An ultimatum between institutional figures usually anticipates a deterioration in mutual relations; the Roble-Fahad-Farmajo quarrel in Somalia is no exception.
The PM had given 48 hours to the Director of the National Intelligence and Security Agency (NISA) to draw up an official report on the disappearance and presumed death of agent Ikran Tahrir. Time had elapsed, but he had not complied with the request, asking to convene the National Security Council instead. Roble therefore suspended him from his duties (Sep. 6), appointing in his place Lt. General Jama, who had already held this role in 2013-2014. Roble also ordered a formal investigation be launched by the Military Prosecutor’s Office.
These decisions were hailed by the opposition. However, President Farmajo was quick to enter the fray, first claiming that Roble’s move was unconstitutional and therefore null and void or revoked, then that Fahad had not been sacked but had resigned from his position as head of the intelligence agencies, only to become the presidential advisor for national security, and that Colonel Yasin Abdullahi Mohamud Farey would take over as intelligence chief. A journalist, former head of the Al Jazeera newsroom in Mogadishu, then Minister of Ports in 2015 in the Sharmanke government and presidential chief of staff, Fahad is described as having links to Qatar. A point of contact in the efforts against Al Shabaab, his figure was disputed by the oppositions and criticised to the extent of hinting at links with Qaeda figures.
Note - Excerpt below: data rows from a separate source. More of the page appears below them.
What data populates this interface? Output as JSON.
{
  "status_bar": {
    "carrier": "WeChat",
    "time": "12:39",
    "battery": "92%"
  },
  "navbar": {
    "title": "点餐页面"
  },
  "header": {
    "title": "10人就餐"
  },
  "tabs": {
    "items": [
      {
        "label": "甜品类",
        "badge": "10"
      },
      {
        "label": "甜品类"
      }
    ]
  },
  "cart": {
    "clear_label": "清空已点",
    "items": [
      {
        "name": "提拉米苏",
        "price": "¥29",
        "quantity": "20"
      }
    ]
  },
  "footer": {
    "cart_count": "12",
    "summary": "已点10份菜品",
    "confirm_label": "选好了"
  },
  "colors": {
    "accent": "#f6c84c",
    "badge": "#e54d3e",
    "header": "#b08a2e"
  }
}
The rift between the Prime Minister and the President thus re-emerged in its full extent, having remained under the radar over the last five months. Roble did not back down and on 8th September, it was the turn of another Farmajo loyalist, Hassan Hundubey, to be removed from the Government and replaced by former Finance Minister Abdullahi Mohamed Nur as Minister of Internal Security. Farmajo protested this move also.
International donors have expressed ‘concern’ about the disagreements and called for them to be resolved. Direct and indirect talks (the latter mediated by the governors of Galmudug and South-West) are already in place to defuse tensions. There are no concrete effects yet beyond the stabilisation of the appointments. There is the intention to prevent the clashes – that have already influenced the media – will effectively spill over into the security structures.
Farmajo has attributed ownership of the security dossiers to Roble in the run-up to the vote, but such an obvious disagreement could lead to demonstrations in the streets or affect the fight against terrorism and ultimately put off the vote. The stages towards elections have already been rescheduled – with voting for MPs until November and presidential elections in December.
While Kenya has opened a liaison office with Somaliland in Hargheisa, weakening central figures is not good for national stability.